The symptoms of pleural effusion
Although some asbestosis and patients with pleural mesothelioma show no symptoms with pleural effusions, others may have the following symptoms:
- to cough
- Pain in the chest
- chest pressure
- Respiratory insufficiency (respiratory distress)
- Fast breathing
Symptoms related to breast and respiration can also be caused by other side effects of asbestos-related diseases, including pleural thickening. As a result, pleural effusions are often undetected or undiagnosed until they are discovered on chest x-rays.
Diagnosis and tests for pleural effusion
Pleural effusions are often discovered by physicians trying to determine the source for the symptoms of a patient. For example, a doctor can examine a patient with a stethoscope can detect a gentle breeze or a silent sound that hits through the patient’s chest.
If a physician suspects a pleural effusion, he/she may request X-rays to confirm the diagnosis and determine the amount of fluid in the pleural space. If cardiac insufficiency has been excluded, the doctor can perform a procedure called thoracentesis to remove a small sample of pleural fluid for analysis. Also called pleural fluid aspiration, this relatively painless procedure is performed by inserting a needle between the ribs to access the pleural space. The liquid is then removed and examined under a microscope to look for cancer cells, bacteria and a protein called mesothelin. New research suggests that a high degree of mesothelin may indicate mesothelioma.
Sonogram and/or computed tomography (CT) can also be controlled to diagnose pleural effusions.
Complications of pleural effusion
Complications of pleural effusions include the collapse of the lungs; Pneumothorax, or air in the thoracic cavity, which is a frequent side-effect of the thoracocentesis; And empyema (abscesses) caused by an infection of the pleural fluid, which requires a fluid drainage.
Pleural effusion may place patients with asbestosis or mesothelioma at a greater risk as other patients – if this causes difficulty in breathing. This is because patients with these disorders often suffer from pleural scars, making it difficult to breathe. Pleural effusion can exacerbate this problem and ultimately properly breathing inability can significantly contribute to the downward spiral of the patient.
Treatment of pleural effusion

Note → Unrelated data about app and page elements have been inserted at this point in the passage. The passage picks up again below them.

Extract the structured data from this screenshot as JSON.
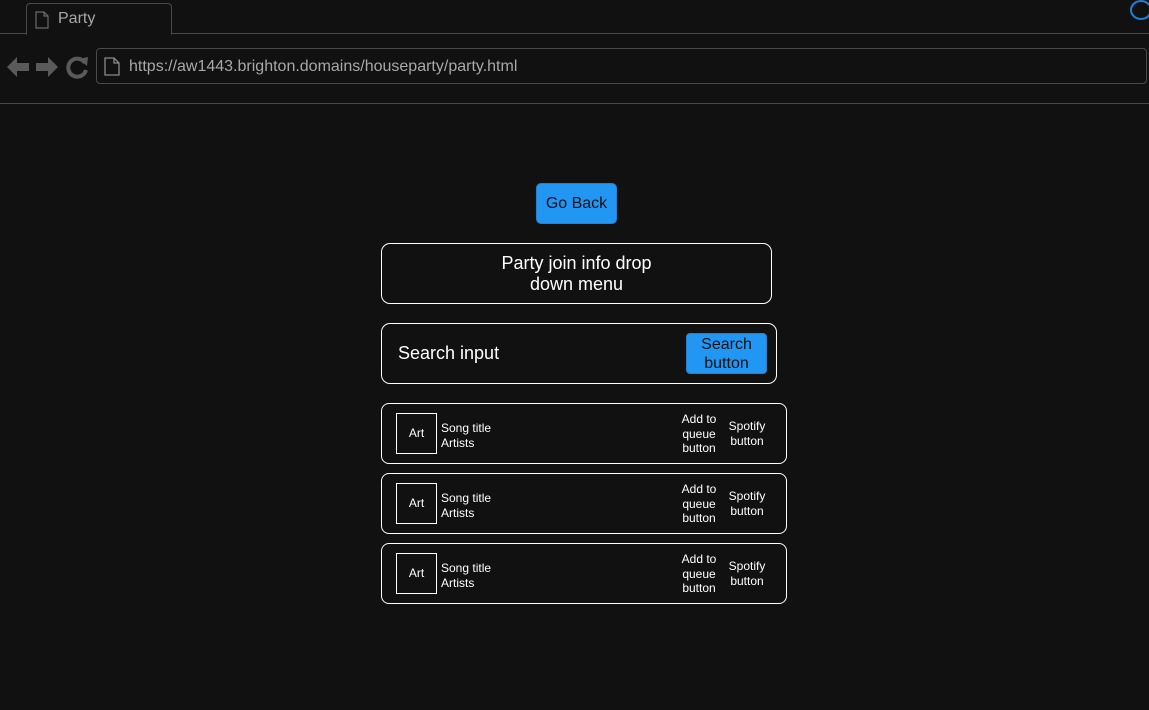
{
  "browser": {
    "tab_title": "Party",
    "url": "https://aw1443.brighton.domains/houseparty/party.html"
  },
  "page": {
    "go_back_label": "Go Back",
    "dropdown_label": "Party join info drop down menu",
    "search_placeholder": "Search input",
    "search_button_label": "Search button"
  },
  "songs": [
    {
      "art": "Art",
      "title": "Song title",
      "artists": "Artists",
      "queue_label": "Add to queue button",
      "spotify_label": "Spotify button"
    },
    {
      "art": "Art",
      "title": "Song title",
      "artists": "Artists",
      "queue_label": "Add to queue button",
      "spotify_label": "Spotify button"
    },
    {
      "art": "Art",
      "title": "Song title",
      "artists": "Artists",
      "queue_label": "Add to queue button",
      "spotify_label": "Spotify button"
    }
  ],
  "colors": {
    "background": "#111111",
    "accent": "#2196f3",
    "chrome_text": "#a8a8a8",
    "loading": "#1e7fd4"
  },
  "icons": {
    "tab": "page-icon",
    "back": "back-arrow-icon",
    "forward": "forward-arrow-icon",
    "reload": "reload-icon",
    "address": "page-icon",
    "loading": "loading-spinner-icon"
  }
}
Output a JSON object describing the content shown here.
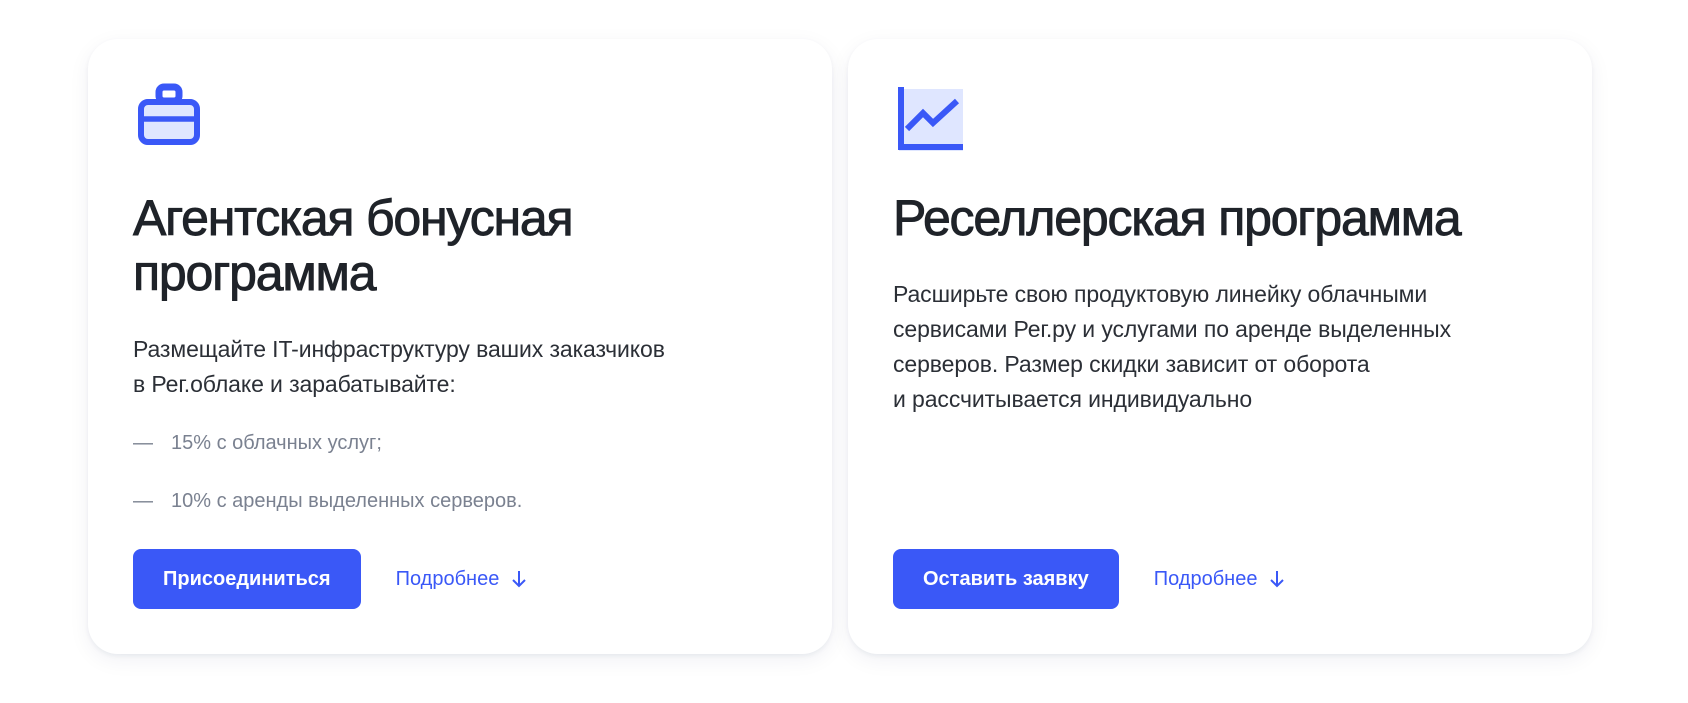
{
  "cards": [
    {
      "icon": "briefcase-icon",
      "title_line1": "Агентская бонусная",
      "title_line2": "программа",
      "desc_line1": "Размещайте IT-инфраструктуру ваших заказчиков",
      "desc_line2": "в Рег.облаке и зарабатывайте:",
      "list": [
        "15% с облачных услуг;",
        "10% с аренды выделенных серверов."
      ],
      "list_marker": "—",
      "button_label": "Присоединиться",
      "more_label": "Подробнее"
    },
    {
      "icon": "growth-chart-icon",
      "title_line1": "Реселлерская программа",
      "desc_line1": "Расширьте свою продуктовую линейку облачными",
      "desc_line2": "сервисами Рег.ру и услугами по аренде выделенных",
      "desc_line3": "серверов. Размер скидки зависит от оборота",
      "desc_line4": "и рассчитывается индивидуально",
      "button_label": "Оставить заявку",
      "more_label": "Подробнее"
    }
  ],
  "colors": {
    "accent": "#3a58f7",
    "icon_fill_light": "#dfe6ff",
    "title": "#1f2329",
    "text": "#2b2f36",
    "muted": "#7a8190"
  }
}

In some cases, no treatment is required for pleural effusion. However, when doctors combine the discomfort of accumulation of fluid or pain in a patient – or other more serious side effects – they often take steps to address the causes and / or effects of stroke. As mentioned above, a patient suffering from asbestosis or mesothelioma may have a condition that makes breathing difficult. To deal with this, the doctors do everything to resolve the causes.
In patients with breathing problems associated with pleural effusion, this may include:
Thoracentesis. The further removal of pleural fluid can relieve the pressure on the chest which makes breathing easier.
Chemical pleurodesis. This method involves introducing agents such as talc or bleomycin to completely eliminate the pleural space so that the fluid can no longer accumulate.
Pleural decortication. Also known as pleurectomy, this operation removes the pleura; As the chemical pleurodesis, pleural decortication removes the pleural space, preventing the pleural fluid from accumulating.
For more information on mesothelioma symptoms and other asbestos related issues, asbestos and malignant mesothelioma, see more articles on our site. If you or a family member were diagnosed with a disease related to asbestos, contact a mesothelioma attorney as soon as possible.